- About this exercise
Please copy out every line in the entries that includes the word "true".

[Dataset rows describing interfaces]
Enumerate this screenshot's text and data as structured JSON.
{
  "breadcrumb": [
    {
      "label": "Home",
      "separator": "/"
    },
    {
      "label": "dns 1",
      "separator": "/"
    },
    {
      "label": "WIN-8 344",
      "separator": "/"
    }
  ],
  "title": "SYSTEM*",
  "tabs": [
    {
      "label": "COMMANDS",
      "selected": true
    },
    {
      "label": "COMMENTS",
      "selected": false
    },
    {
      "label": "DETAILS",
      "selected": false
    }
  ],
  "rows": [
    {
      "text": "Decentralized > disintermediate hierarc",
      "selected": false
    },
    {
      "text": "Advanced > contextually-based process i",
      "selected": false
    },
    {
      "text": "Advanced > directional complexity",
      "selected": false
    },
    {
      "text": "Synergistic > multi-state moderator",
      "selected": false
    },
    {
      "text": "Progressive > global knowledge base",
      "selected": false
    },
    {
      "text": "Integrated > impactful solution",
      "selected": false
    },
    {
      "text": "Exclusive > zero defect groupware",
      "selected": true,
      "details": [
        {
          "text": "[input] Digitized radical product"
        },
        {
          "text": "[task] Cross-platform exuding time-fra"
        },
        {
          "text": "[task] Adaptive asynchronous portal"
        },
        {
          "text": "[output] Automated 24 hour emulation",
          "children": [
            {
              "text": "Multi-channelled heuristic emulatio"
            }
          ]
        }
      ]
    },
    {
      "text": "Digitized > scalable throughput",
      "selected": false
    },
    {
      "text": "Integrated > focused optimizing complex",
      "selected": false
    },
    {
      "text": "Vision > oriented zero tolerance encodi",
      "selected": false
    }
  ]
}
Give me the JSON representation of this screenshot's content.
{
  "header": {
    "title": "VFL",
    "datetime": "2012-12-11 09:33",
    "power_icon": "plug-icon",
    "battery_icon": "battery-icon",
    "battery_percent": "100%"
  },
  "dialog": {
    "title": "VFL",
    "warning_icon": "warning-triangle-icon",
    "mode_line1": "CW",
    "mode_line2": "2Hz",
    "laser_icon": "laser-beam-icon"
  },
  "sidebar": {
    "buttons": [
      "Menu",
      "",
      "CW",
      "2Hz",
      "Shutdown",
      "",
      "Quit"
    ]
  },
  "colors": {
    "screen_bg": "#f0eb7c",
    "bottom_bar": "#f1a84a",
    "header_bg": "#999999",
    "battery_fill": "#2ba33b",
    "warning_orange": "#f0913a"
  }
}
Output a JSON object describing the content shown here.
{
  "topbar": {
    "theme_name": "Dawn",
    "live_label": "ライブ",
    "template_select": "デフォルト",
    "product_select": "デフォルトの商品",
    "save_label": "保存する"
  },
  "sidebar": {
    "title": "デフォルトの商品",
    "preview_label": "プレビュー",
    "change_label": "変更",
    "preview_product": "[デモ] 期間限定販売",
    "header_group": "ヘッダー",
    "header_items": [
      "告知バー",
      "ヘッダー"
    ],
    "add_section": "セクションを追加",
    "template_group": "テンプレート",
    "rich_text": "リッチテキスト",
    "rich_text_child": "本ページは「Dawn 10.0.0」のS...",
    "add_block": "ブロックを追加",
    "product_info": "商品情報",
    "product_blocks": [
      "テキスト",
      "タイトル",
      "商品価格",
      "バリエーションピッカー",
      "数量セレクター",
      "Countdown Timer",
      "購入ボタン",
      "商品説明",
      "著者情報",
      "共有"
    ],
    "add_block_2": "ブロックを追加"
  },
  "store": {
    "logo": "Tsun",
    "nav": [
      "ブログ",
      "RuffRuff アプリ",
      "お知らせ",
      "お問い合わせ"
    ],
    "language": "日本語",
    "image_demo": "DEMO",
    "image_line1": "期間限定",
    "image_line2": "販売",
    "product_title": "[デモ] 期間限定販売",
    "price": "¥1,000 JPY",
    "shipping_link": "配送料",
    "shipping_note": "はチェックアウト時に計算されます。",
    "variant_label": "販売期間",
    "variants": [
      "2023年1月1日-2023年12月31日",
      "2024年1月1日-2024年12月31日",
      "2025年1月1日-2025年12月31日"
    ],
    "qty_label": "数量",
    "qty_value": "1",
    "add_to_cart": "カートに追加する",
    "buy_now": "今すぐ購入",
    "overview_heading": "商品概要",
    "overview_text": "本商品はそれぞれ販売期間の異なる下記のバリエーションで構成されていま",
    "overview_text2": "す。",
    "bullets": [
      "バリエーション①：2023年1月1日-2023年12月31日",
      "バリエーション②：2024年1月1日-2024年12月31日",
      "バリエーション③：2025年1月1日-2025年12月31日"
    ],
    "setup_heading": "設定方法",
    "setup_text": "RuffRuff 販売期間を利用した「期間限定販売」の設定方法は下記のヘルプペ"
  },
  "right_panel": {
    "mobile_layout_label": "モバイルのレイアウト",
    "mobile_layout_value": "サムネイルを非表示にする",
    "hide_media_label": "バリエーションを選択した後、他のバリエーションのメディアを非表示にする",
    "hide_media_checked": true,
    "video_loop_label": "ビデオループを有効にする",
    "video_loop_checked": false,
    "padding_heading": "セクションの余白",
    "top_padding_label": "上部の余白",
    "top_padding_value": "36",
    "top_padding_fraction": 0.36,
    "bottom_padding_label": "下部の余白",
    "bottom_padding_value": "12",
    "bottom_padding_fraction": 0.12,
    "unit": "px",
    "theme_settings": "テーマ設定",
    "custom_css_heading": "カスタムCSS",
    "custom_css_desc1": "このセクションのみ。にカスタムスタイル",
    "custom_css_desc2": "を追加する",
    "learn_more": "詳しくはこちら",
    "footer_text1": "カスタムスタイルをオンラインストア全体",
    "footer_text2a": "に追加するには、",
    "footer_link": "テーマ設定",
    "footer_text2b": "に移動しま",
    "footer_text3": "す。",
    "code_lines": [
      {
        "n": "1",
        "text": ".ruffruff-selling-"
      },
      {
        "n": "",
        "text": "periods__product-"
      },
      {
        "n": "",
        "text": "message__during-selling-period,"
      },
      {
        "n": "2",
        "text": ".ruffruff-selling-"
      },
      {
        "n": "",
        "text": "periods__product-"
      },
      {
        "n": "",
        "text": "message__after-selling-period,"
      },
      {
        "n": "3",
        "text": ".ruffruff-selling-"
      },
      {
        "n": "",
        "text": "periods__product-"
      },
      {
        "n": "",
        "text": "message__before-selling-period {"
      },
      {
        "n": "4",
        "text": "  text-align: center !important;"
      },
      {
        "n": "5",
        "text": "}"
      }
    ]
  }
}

- Written response
      "selected": true
      "selected": true,
    "hide_media_checked": true,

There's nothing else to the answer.